The Mighty One, God, the Lord! He knows! Joshua 22:22
A couple who stopped to admire a large abstract painting noticed open paint cans and brushes underneath it. Assuming it was a “work in progress” that anyone could help create, they stroked in some color and left. The artist, though, had purposefully left the supplies there as part of the finished work’s display. After reviewing video footage of the incident, the gallery acknowledged the misunderstanding and didn’t press charges.
The Israelites who lived east of the Jordan created a misunderstanding when they built a massive altar next to the river. The western tribes viewed this as rebellion against God—everyone knew the tabernacle was the only God-approved place for worship (Joshua 22:16).
Tensions mounted until the eastern tribes explained that they only meant to make a replica of God’s altar. They wanted their descendants to see it and recognize their spiritual and ancestral connection with the rest of Israel (vv. 28–29). They exclaimed: “The Mighty One, God, the Lord! He knows!” (v. 22). Thankfully, the others listened. They saw what was going on, praised God, and returned home.
Because God “searches every heart and understands every desire and every thought” (1 Chronicles 28:9), everyone’s motives are clear to Him. If we ask Him to help us sort out confusing situations, He may give us the chance to explain ourselves or the grace we need to forgive offenses. We can turn to Him when we’re striving for unity with others.
What kind of value do you place on unity with others? Why is it vital for us to lovingly disagree with fellow believers at times?
Dear God, help me to be an attentive listener and humble speaker.

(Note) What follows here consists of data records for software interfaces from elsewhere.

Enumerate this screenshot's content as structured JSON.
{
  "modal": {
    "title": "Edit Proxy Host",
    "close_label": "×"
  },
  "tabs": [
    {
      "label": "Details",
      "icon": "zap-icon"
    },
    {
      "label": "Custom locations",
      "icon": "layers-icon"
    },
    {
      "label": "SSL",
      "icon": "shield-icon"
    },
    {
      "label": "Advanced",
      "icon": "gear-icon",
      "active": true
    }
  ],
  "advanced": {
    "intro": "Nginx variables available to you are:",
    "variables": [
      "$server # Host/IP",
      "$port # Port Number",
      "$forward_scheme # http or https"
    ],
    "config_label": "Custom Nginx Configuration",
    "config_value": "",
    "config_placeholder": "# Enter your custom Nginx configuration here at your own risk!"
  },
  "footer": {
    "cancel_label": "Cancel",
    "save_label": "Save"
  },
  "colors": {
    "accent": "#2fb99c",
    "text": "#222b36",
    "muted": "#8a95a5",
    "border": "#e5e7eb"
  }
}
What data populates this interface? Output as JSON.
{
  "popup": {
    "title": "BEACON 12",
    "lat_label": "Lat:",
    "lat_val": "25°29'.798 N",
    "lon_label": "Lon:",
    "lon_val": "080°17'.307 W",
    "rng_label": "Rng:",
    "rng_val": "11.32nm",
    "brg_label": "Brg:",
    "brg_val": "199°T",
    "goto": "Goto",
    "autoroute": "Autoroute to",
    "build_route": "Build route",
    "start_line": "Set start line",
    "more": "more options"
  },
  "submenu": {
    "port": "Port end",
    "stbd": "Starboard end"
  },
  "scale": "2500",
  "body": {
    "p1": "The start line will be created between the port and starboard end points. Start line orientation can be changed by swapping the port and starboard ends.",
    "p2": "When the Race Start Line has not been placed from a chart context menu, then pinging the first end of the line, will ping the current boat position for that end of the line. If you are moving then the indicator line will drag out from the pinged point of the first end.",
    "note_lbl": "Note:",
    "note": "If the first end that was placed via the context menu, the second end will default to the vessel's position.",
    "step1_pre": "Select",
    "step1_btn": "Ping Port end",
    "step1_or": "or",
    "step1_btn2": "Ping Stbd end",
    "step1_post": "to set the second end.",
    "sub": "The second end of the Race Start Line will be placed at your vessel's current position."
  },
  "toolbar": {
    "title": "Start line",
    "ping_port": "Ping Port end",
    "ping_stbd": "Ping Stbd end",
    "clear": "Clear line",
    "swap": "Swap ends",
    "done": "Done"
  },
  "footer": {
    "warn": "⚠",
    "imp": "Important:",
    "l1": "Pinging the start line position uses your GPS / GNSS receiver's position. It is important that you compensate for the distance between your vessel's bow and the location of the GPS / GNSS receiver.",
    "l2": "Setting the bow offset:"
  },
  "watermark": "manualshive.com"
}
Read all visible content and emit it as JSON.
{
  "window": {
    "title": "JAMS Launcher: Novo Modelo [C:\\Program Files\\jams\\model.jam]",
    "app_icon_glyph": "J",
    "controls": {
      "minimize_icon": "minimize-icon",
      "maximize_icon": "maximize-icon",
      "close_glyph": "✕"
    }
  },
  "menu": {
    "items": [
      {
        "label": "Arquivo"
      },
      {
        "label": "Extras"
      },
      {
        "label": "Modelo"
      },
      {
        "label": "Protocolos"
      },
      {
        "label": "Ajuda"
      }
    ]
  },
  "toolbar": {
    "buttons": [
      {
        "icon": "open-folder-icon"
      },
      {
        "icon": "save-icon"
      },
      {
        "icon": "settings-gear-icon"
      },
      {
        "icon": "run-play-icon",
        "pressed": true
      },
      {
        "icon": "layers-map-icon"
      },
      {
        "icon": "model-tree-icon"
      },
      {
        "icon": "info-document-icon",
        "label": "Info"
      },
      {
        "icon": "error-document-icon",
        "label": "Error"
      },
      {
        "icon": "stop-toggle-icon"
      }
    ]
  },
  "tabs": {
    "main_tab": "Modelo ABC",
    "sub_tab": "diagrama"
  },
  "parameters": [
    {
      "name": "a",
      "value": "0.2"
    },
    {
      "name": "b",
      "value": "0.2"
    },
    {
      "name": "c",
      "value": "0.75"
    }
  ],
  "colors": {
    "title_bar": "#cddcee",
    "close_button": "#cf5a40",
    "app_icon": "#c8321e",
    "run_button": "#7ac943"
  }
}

The ten tribes of Israel on the west side of the Jordan chose Phinehas the priest as their spokesperson (Joshua 22:13). It was Phinehas himself who put an end to God’s judgment against Israel at Peor when he slew a man engaged in idolatry (Numbers 25:7–9). As grandson to Aaron the high priest and arbiter of God’s justice, he approached the other tribes mentioned in Joshua as a kind of warning: become idolaters like those at Peor and I’ll see justice done. The ten tribes feared that their brothers had fallen into idolatry and were committed to seeing righteousness restored. The new generation of Israel had learned its lesson and took very seriously God’s claim to be the only true God.